Drawings by hand. Drawings by computer. A vast selection of drawing-as-thinking by architects.
Stanley Stark, FAIA, is director of strategic planning at Vanguard Construction and Development Co., Inc. He served as chair of the Oculus Committee from 2005 to 2007.
Small Firms Doing Big Things
New York: Metropolis Books, 2011. 352 pp. $49.95
Table of Contents for the Digital Edition of Oculus - Spring 2012
Letter from the President: Invitation to the Future
A Word from the Editor - Small is the New Big
Center for Achitecture - Center Highlights
Museum Mile Makeover
Opener: Small, Agile Firms Succeed in Lean Times
Public Projects, Small Firms, Targeted Tactics
Small Firm Workplace: The Whole Wide World
Small Size, Big Thinking
Launch Pad to Success
The Spirit of Cities: Why the Identity of a City Matters in a Global Age

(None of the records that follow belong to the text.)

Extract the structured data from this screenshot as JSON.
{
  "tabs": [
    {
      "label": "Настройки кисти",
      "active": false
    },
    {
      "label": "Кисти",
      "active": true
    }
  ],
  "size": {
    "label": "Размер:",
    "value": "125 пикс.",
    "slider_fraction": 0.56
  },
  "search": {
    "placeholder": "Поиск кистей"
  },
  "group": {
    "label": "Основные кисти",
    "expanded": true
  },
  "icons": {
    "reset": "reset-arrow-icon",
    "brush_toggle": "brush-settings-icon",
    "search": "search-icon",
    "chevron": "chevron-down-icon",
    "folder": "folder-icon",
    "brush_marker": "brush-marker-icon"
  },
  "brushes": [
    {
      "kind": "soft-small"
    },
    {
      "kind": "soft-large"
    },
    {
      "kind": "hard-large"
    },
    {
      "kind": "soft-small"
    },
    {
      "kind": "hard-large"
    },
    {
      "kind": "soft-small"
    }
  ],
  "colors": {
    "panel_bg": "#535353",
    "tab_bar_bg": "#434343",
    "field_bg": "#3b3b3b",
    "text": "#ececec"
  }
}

Last Words - Smaller than a Breadbox
Index to Advertisers
Oculus - Spring 2012